Eight Tips for Making Better Portraits

by | Jul 23, 2020

Today’s Post by Joe Farace

The late Richard Avedon once said, “A photographic portrait is a picture of someone who knows [that] he is being photographed.” That’s because a portrait seldom represents reality. Instead it’s a snapshot of a point in time that represents an idealized version of someone who knows they’re being photographed.

Today, submitted for your approval, are eight tips that I have found (key words) help make the final portrait look a little bit better than maybe it otherwise would. Use the tips that you like, ignore what you don’t but as always, have fun with your photography no matter what or who you may be photographing.

  • Avoid large jewelry. Make sure that your subject’s face, especially their eyes, are the portrait’s main focus. And ask the subject to remove her wristwatch too.
  • Ask your subjects to wear solid colors. Nothing detracts more than clothes covered in busy patterns and prints. I recognize this is easier to ask for than actually accomplish.
  • Clothing fit. If a subjects clothes don’t fit as well as you might like, use wooden clothespins (out of camera range) to snug them up. And this happens to me more than you think.
  • Hairstyles. Ask the subject to slightly change their hair with  each change of clothing. One of my favorite tricks is to have them spray their hair with water; some subject’s hair gets curly, some goes straight but either one can produce great looks.
  • Expression. Some people look great with a smile, while others look better without one. The only way to find out which way your subject’s looks best is to try both approaches. If you’re lucky, the subject looks great both ways providing lots of different looks.
  • Make-up. When changing hairstyles or outfits, ask the model to changes her make up style and color too. It doesn’t have to be drastic, maybe a different lipstick color or darker eye shadow. Avoid the flat monochrome look that’s seems to be popular with some women. They may think it looks great for everyday life but it sometimes looks dead in photographs.
  • Footwear. For a more a statuesque posture, ask the model to wear her highest heels that she can walk in. Key words. No high heels? Ask her to stand on her toes for a few shots.
  • Relax. A shoot is a team effort. Subject and photographer must work together to achieve the best possible images. Most importantly, don’t forget to talk to your subject during the shoot and maybe show them a few images on the camera’s LCD to encourage their active participation.

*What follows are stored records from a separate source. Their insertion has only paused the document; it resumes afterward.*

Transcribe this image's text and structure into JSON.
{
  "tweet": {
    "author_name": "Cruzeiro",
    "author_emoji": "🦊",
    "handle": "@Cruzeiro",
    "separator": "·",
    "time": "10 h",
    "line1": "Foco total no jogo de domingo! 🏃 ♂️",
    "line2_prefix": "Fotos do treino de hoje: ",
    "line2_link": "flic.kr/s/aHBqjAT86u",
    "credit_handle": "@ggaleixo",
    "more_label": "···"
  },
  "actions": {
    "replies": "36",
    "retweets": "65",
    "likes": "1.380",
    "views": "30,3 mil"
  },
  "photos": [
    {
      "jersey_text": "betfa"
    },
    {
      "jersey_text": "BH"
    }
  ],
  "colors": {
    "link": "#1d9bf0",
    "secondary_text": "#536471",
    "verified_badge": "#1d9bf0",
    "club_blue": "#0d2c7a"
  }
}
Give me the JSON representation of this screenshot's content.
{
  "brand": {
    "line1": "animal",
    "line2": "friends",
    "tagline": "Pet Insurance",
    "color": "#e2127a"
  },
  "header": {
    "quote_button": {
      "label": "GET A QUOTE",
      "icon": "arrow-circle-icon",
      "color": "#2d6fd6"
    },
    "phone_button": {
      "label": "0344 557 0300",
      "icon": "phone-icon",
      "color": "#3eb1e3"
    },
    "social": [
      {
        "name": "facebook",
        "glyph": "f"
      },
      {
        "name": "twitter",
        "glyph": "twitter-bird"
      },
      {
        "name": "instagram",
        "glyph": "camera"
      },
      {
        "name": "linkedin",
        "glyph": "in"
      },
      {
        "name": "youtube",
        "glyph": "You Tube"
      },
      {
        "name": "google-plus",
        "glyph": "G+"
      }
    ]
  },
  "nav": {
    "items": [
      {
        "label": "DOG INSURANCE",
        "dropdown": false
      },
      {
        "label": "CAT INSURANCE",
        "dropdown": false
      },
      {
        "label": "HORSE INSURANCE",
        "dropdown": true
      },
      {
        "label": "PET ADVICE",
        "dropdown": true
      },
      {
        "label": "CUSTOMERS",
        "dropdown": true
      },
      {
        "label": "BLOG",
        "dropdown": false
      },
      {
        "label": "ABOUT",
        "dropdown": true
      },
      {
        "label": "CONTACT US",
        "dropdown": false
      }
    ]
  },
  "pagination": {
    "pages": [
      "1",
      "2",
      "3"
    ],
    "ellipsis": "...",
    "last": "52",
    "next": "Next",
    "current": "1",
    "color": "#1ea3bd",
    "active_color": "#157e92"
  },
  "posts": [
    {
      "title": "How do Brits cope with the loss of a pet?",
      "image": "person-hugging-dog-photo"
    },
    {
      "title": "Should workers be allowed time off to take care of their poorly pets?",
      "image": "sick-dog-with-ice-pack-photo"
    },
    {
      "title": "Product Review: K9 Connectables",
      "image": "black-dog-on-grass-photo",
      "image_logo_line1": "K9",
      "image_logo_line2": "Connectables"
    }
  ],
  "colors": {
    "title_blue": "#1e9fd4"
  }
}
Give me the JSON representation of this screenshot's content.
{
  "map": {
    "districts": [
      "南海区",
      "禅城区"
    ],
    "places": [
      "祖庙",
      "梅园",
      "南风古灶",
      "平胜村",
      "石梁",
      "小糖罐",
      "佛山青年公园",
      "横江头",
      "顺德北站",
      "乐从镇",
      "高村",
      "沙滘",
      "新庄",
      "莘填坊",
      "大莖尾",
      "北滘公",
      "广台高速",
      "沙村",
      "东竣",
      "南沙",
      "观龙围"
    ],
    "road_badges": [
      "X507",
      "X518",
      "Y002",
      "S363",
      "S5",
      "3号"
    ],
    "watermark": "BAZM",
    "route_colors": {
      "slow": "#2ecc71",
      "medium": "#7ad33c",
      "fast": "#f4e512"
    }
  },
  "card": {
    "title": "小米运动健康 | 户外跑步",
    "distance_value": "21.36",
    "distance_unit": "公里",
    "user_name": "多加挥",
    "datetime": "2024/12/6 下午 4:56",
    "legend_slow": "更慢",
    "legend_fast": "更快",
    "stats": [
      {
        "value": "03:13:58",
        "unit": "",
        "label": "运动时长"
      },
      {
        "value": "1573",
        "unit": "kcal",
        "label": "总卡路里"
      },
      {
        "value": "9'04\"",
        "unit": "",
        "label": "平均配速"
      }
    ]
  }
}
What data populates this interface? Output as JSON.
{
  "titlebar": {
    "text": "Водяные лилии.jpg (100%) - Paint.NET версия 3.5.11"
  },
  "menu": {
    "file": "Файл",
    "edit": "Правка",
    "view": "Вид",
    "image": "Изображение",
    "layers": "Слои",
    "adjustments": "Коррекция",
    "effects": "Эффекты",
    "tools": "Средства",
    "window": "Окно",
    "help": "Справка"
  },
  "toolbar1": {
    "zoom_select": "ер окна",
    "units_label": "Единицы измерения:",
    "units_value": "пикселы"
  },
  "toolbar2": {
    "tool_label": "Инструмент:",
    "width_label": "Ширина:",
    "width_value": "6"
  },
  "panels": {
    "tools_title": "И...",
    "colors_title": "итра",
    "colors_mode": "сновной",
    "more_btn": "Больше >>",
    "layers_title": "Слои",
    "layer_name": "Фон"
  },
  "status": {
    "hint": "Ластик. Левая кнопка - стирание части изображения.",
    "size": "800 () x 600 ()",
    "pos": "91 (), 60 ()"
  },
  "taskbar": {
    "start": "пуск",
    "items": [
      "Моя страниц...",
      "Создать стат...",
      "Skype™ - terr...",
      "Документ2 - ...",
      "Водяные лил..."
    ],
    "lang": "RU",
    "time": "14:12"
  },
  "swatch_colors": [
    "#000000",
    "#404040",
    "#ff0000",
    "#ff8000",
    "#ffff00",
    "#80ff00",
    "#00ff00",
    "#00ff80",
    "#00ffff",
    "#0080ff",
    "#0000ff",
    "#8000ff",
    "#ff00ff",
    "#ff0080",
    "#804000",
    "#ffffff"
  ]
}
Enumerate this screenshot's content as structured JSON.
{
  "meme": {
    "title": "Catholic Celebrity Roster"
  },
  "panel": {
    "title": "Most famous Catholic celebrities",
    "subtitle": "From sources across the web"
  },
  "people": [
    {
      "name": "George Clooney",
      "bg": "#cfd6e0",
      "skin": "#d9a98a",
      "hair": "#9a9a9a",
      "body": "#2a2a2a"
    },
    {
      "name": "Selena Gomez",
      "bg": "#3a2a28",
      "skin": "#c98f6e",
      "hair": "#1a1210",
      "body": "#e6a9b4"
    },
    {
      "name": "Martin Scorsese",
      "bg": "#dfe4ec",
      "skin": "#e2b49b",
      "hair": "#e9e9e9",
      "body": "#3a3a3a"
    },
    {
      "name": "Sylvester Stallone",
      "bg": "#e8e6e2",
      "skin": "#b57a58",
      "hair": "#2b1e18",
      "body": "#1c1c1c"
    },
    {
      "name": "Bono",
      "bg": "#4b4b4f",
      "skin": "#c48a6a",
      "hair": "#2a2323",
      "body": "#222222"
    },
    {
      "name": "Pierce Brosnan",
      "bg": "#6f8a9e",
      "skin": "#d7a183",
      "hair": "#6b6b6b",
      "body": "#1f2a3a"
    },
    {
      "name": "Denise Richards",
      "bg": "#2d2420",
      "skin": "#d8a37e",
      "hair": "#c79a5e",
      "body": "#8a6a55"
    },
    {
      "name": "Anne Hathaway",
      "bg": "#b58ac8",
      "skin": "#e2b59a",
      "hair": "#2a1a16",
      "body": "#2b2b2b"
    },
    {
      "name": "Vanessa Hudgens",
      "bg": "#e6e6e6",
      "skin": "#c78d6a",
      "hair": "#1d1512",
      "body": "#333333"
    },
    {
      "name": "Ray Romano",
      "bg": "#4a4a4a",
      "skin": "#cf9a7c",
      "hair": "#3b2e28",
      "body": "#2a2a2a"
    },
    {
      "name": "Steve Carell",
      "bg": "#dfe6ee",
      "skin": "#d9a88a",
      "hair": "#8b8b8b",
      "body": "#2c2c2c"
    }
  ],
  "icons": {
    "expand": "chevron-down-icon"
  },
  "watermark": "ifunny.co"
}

How I made this shot:  Model with a PhD in Entomology Kim Goetz was, perhaps, my second muse, although I may not have known or appreciated it at the time. She was photographed near the back door of my former home using only natural light; the door had a window in it with a 32-inch Westcott reflector was placed at camera left. Camera was a Canon EOS 50D with EF 85mm f.1.8 lens, my favorite DSLR portrait lens. Exposure was 1/60 sec at f/5 and ISO 1000.

If you’re interested in learning how I shoot  available light glamour portraits, please pick up a copy of Available Light Glamour Photography which is available new from Amazon.com for $19.50 with used copies starting at $17.49, as I write this. The Kindle version is $16.99 for those preferring a digital format.